All smiles and laughs on Snapchat and Facebook, Teeth and Ham seem quite peachy. Gone are Teeth’s declarations to take Ham straight home and be estranged to her. Rather, they spent the night in Mackinac (with guy comfortably curled beside Teeth, I’m sure) and proceeded to visit Mackinac Island on Sunday.
I never received a genuine apology. Instead, I was told that my actions were in the wrong. I shouldn’t be mad at Teeth. I honestly don’t think she believes she had any fault in the entire debacle that was our trip.
- Her leaving me in Marquette was because she was drunk
- Her deserting me in Petoskey was because I asked
- Her not helping control Ham was because she was pushed
- Her lying that she’d take Ham right home was because she was tired from driving
- Her spending the rest of the weekend with her boy toy was because she had to fake she was okay with Ham so Ham would go home
I mean, really? Not a single apology on any of those fronts? It must be nice to never be in the wrong.
So in conclusion of my story, thank you for the wonderful vacation, friend, and for the understanding of how some relationships are only meant to last so long…
Looking back, I think the lesson meant for me to gleam from this entire fiasco is that I am not cut out for a life filled with drama. I see no appeal.
Teeth has always been dramatic. She breaks up with a guy and its the end of the world. She meets someone new and she’s going to marry him. She has no personal worth. She sees no value in herself other than when there is a guy involved.
Talking to people who know her, Ham is also dramatic. She is happy and go-lucky one moment, and then terrifying and suicidal another. There is no compromise, it is her way or no way.
I see people who have to have so much drama in their lives as sad. They are so self-conceited that they can’t stop and see how life could be: stress-free and positive. When someone does you wrong, it doesn’t necessarily mean the end of the world or a call for arms. Instead, maybe its a moment of revelation and understanding as to why that person acted in that way.
The world is not only about you, so maybe you should start thinking outside your own little bubble. Be considerate of other backgrounds and situations. Bad things are going to happen but there’s no reason to dwell on them.
As for me, I am over this incident. Sharing the story helps, but looking back I also thought it was far too ridiculous not to share! I am moving on. I have cut ties with the friendship I had with Teeth, and I will move forward wishing her only the best in all she does. Hopefully she will realize one day that taking fault in your own actions is a lot easier than trying to lie and cover them up. It also makes the hurt and anger go away quicker; nothing beats a genuine apology.

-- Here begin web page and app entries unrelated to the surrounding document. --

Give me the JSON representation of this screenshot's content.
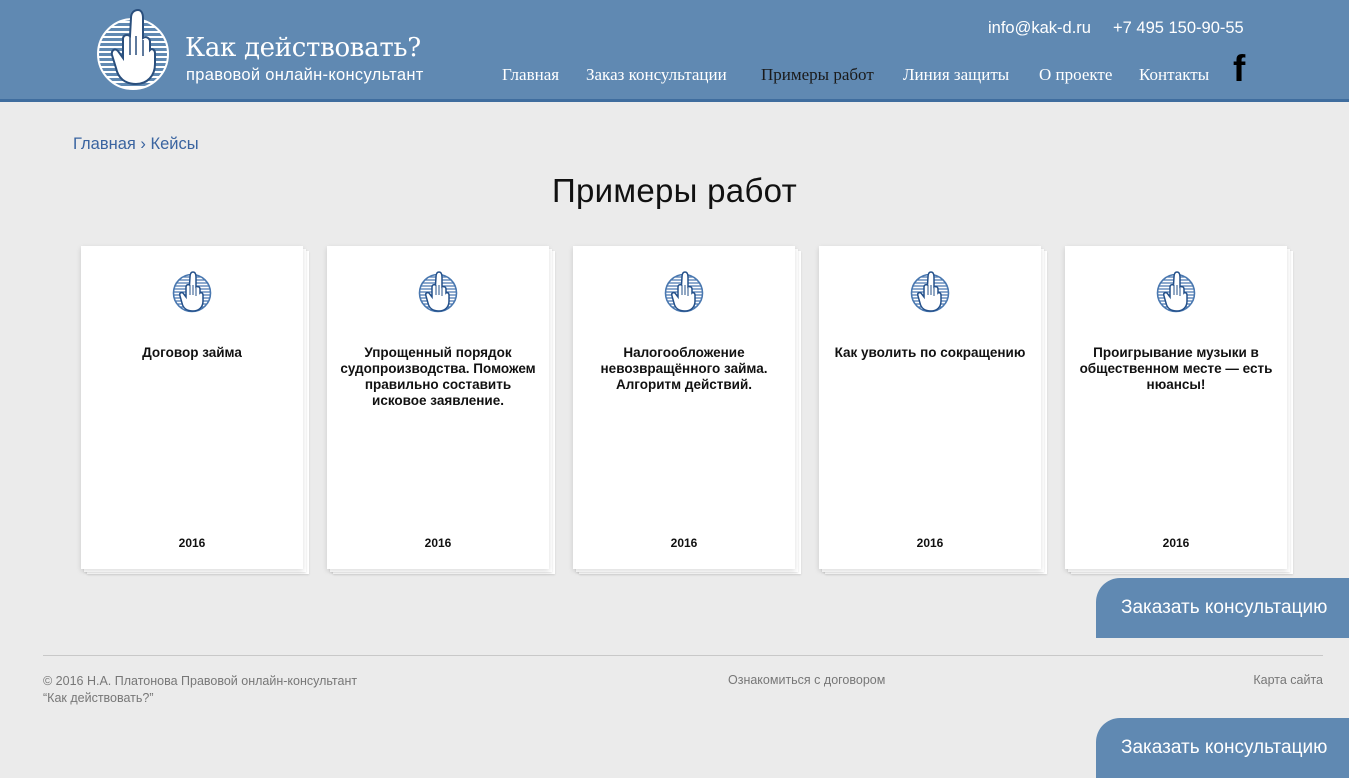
{
  "header": {
    "logo_title": "Как действовать?",
    "logo_subtitle": "правовой онлайн-консультант",
    "email": "info@kak-d.ru",
    "phone": "+7 495 150-90-55",
    "social_icon": "facebook-icon",
    "social_glyph": "f",
    "nav": [
      {
        "label": "Главная",
        "active": false
      },
      {
        "label": "Заказ консультации",
        "active": false
      },
      {
        "label": "Примеры работ",
        "active": true
      },
      {
        "label": "Линия защиты",
        "active": false
      },
      {
        "label": "О проекте",
        "active": false
      },
      {
        "label": "Контакты",
        "active": false
      }
    ]
  },
  "breadcrumb": {
    "home": "Главная",
    "separator": "›",
    "current": "Кейсы"
  },
  "page_title": "Примеры работ",
  "cards": [
    {
      "title": "Договор займа",
      "year": "2016",
      "icon": "raised-hand-icon"
    },
    {
      "title": "Упрощенный порядок судопроизводства. Поможем правильно составить исковое заявление.",
      "year": "2016",
      "icon": "raised-hand-icon"
    },
    {
      "title": "Налогообложение невозвращённого займа. Алгоритм действий.",
      "year": "2016",
      "icon": "raised-hand-icon"
    },
    {
      "title": "Как уволить по сокращению",
      "year": "2016",
      "icon": "raised-hand-icon"
    },
    {
      "title": "Проигрывание музыки в общественном месте — есть нюансы!",
      "year": "2016",
      "icon": "raised-hand-icon"
    }
  ],
  "consult_button": "Заказать консультацию",
  "footer": {
    "copyright_line1": "© 2016 Н.А. Платонова Правовой онлайн-консультант",
    "copyright_line2": "“Как действовать?”",
    "contract_link": "Ознакомиться с договором",
    "sitemap_link": "Карта сайта"
  },
  "colors": {
    "header_bg": "#6089b2",
    "header_border": "#3f6d9e",
    "page_bg": "#ebebeb",
    "link": "#3a64a0",
    "accent_blue": "#4a78b0"
  }
}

I will never understand the appeal of living in a life filled with drama, but I suppose if it suits you… The world needs all kinds of people to be interesting. As for me, I’ll stick to being a positive, happy, unstressed individual and work on finding friends with similar ideals.